Describing the relationship between Michael Jackson’s estate and his ex-manager Tohme Tohme as adversarial is putting it mildly, and that tension was on full display Thursday as he took the stand in a trial over the King of Pop’s taxes.
Tohme, a former Colony Capital consultant, began working with Jackson in 2008 when he coordinated the buyout of a loan on Neverland Ranch. He says Jackson brought him on because of his relationship with Colony CEO Tom Barrack and, as a finder’s fee of sorts, he was to receive 10 percent of the total value of the loan. At the time, he says he was receiving $20,000 a month in consulting fees from Colony — plus a share of the deals in which he was involved.
The $23 million loan buyout allowed Jackson avoid foreclosure on the ranch and sealed Tohme’s position as the entertainer’s manager. Since 2012 he’s been involved in a contentious legal battle with Jackson’s estate over his pay. (More on that later.)
He was called as a witness by the IRS, presumably, to show that Jackson had business suitors in the time leading up to his death despite allegations of child molestation — which the estate claims hurt his brand and diminished the value of licensing his name and image. Tohme specifically mentioned prospects of a “Moonwalker” shoe deal with Nike and a Broadway musical based on Jackson’s songs.
Jackson estate attorney Howard Weitzman pulled no punches during his cross-examination of Tohme, making it quite clear his goal was to impeach him as a witness.
After going through the potential list of deals Tohme had mentioned and pointing out that none had come to fruition, Weitzman turned his attention to a series of documents that suggest Tohme was terminated in the spring of 2009. Tohme claims he worked with Jackson up until his death, but the estate has held that he was fired several months before that.
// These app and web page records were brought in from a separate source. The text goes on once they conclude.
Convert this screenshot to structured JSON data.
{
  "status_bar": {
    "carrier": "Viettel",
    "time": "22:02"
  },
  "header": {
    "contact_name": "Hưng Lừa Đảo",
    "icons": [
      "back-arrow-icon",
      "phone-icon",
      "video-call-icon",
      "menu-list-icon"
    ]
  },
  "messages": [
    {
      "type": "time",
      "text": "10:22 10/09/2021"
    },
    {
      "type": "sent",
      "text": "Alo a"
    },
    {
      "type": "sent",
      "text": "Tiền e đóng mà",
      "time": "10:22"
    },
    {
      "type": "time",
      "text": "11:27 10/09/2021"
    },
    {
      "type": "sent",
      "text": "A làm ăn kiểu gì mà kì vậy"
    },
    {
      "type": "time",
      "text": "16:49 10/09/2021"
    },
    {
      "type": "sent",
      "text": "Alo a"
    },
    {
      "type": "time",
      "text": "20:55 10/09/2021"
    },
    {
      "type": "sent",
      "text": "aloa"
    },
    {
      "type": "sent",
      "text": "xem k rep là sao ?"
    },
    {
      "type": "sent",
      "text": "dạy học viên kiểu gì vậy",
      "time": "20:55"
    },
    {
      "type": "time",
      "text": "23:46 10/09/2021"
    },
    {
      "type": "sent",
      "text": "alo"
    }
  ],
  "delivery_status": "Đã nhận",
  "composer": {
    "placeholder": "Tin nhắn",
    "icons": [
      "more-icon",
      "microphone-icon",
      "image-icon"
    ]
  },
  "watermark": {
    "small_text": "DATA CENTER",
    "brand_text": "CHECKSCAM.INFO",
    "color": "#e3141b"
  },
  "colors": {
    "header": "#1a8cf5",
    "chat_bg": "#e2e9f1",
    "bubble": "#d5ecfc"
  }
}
Jackson’s ex-manager has been known to go by “Dr. Tohme,” which led Weitzman to ask him about his résumé. Did he attend medical school? No. Did he have a Ph.D. in economics? No.
Weitzman then asked why Tohme had said during a deposition in a previous case, in which he was a witness, that he held those degrees.
“You tortured me in the media,” Tohme said, claiming that the estate hired a private investigator to dig up dirt on him and that the P.I. visited a woman he was briefly married to decades ago. “The reasons for these answers is I don’t want you to know. I’m a very highly educated person. I speak many languages. I don’t know what else to tell you.”
The transcripts of that deposition were admitted to the record following an objection from the IRS, but only for the purposes of impeachment. The topic came up so often during Tohme’s questioning that during a recess he asked someone in the hall what “impeachment” meant and why Weitzman kept saying it.
Tohme got a brief break while noted theater producer James L. Nederlander took the stand to discuss the never-launched Thriller play. But when Weitzman called Tohme back for round two he turned up the heat, asking him about his replacement by Frank DiLeo. Tohme’s exasperation was clear as he angrily asked, “Who’s on trial here, me or the estate?”
Eventually, Weitzman brought up the estate’s pending litigation with Tohme. “Did you ultimately file a lawsuit against the estate?” he asked. “Yes,” said Tohme. He then noted to Weitzman that he’s been seeing him in court for several years and added coyly, “I like your company.” U.S. Tax Court Judge Mark Holmes took full advantage of the lighter moment to quip, “You’re under oath.”
Chuckles echoed through the courtroom, as they would a few minutes later when Holmes had another burst of wit after Weitzman’s final question.
Weitzman: Why do they call you Doctor?
Tohme: Why do they call me a doctor? You have to ask whoever calls me a doctor.
Weitzman: Is it in the same vein as Dr. J (Julius Erving) or Doc Holliday?
Holmes: Doc Holliday was a real doctor.
Weitzman: You don’t have to answer.
Tohme decided to leave the matter “for another time” — which could likely be mere months from now during his own trial against the estate.
After Wietzman finished, IRS attorney Sebastian Voth pointedly asked Tohme about their relationship. “Is it fair to say that you and the estate have a very contentious relationship?” asked Voth. “Yes,” answered Tohme.
The legal fight between Tohme and the estate dates back to 2012, when a pair of dueling lawsuits were filed. At the center of the dispute is whether Tohme’s work near the end of Jackson’s life was for the superstar’s benefit or his own. They also dispute whether he is entitled to the $2.3 million from the Neverland Ranch loan and a share of the revenue that has been earned since Jackson’s death.
Trial is currently set for October and, if Tohme’s time on the stand Thursday is any indication, there will likely be fireworks in the courtroom.